Paloma: For most of our history, we were primarily funded by individual donors. Recently, however, we’ve been successful in shifting that mix and now over half of our revenues come from private foundations. Another 20% of revenues come from partners (like the LA Philharmonic) and the last 30% from existing individual donors.
Thriving Schools: What have you learned about connecting with donors and foundations in committing to funding programs like this?
Paloma: First, recognize that a lot of people still need convincing about the importance of music education. And what’s great about this is there’s a lot of new research that (click on research link) discusses the neurological benefits of music – you listen better, follow directions more easily, etc. And when you think about foundations, that’s the type of research that’s really drawing people in right now.
Additionally, our funders also appreciate the fact that that we have a commitment to our students through high school. So if you’re a 7-year old who’s starting music with us, we’re going to have a relationship with you that lasts over 10 years. And that level of commitment – that you can help students receive scholarships in music, that they’re coming back to peer-mentor younger students, and that they’re staying in the program for years at a time – seems to be resonating with our funders. Of course, this takes a long time to establish, but if you say that you’re building a long-term program for students and the community, that matters.

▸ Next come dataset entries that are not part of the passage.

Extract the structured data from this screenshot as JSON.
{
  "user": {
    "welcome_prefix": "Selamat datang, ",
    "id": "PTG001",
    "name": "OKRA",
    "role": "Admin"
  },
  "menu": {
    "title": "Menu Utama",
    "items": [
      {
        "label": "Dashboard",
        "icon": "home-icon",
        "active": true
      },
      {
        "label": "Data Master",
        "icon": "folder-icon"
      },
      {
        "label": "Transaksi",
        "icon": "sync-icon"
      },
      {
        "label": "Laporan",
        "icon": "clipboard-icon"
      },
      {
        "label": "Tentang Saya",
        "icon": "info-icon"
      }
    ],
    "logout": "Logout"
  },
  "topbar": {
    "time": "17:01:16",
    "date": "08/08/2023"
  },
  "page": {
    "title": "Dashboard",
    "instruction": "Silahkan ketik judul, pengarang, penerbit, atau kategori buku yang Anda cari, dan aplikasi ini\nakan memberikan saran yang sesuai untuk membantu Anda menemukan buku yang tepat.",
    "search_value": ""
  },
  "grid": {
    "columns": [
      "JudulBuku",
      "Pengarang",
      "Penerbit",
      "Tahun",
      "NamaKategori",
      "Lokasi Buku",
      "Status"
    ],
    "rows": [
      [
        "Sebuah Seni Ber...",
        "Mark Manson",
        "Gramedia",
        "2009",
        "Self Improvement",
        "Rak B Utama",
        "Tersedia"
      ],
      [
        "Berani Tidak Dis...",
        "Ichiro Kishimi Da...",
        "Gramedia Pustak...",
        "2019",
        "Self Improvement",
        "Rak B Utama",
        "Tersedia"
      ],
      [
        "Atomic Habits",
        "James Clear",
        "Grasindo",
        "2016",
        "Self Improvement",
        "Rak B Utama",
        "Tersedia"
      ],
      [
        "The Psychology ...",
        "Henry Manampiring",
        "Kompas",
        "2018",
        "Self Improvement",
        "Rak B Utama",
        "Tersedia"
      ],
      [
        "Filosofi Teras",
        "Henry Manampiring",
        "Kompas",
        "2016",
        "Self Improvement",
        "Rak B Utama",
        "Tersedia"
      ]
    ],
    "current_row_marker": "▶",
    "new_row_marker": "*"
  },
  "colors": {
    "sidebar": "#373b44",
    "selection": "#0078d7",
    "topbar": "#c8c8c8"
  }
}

I think the unique and beautiful thing about our program is the value that’s put on second chances. We really try to keep our students! If they’re having a really difficult time with their instruments or a really hard time with something going on in their lives, we’re going to try to help them.
Thriving Schools: We noted above that the Harmony Project is able to retain 80% of its students from one program year to the next. How are you able to do that given the high transiency rates in the neighborhoods you operate in?
Paloma: We make it a priority to work with the students and families in our program. Wanting to quit your instrument is something that all of us musicians have gone through, but we had someone who convinced us that we should stick it out. That being said, it’s not for everybody. Some people are dancers and some people should be running track. As long as students have a passion and they’re moving toward it, we’re totally okay with them leaving the program. But if a student says I’m really tired and I have too much homework, we don’t really let them quit! We have 2 social service staff members and we’ll bring both the parent(s) and student in and figure out what’s happening. We’re almost always able to find a way to help our students stick with it!
Thriving Schools: Can you leave us with any stories that you’ve heard from your musicians that shows how the Harmony Project is making music come alive for its students?
Paloma: I think the unique and beautiful thing about our program is the value that’s put on second chances. We really try to keep our students! If they’re having a really difficult time with their instruments or a really hard time with something going on in their lives, we’re going to try to help them. For instance, one of our instructors was telling me about one of our other students just the other day – he plays the oboe. And she said that he won’t speak, he’s super shy, and she doesn’t know what’s going on with him. But we’re confident that he wants to be here. He takes the bus to come to lessons, he comes all by himself, and no one is forcing him to come. And we’re confident that it’s just a matter of time before he opens up and plays something really beautiful. Again, we believe in giving our students those second (and third and fourth) chances!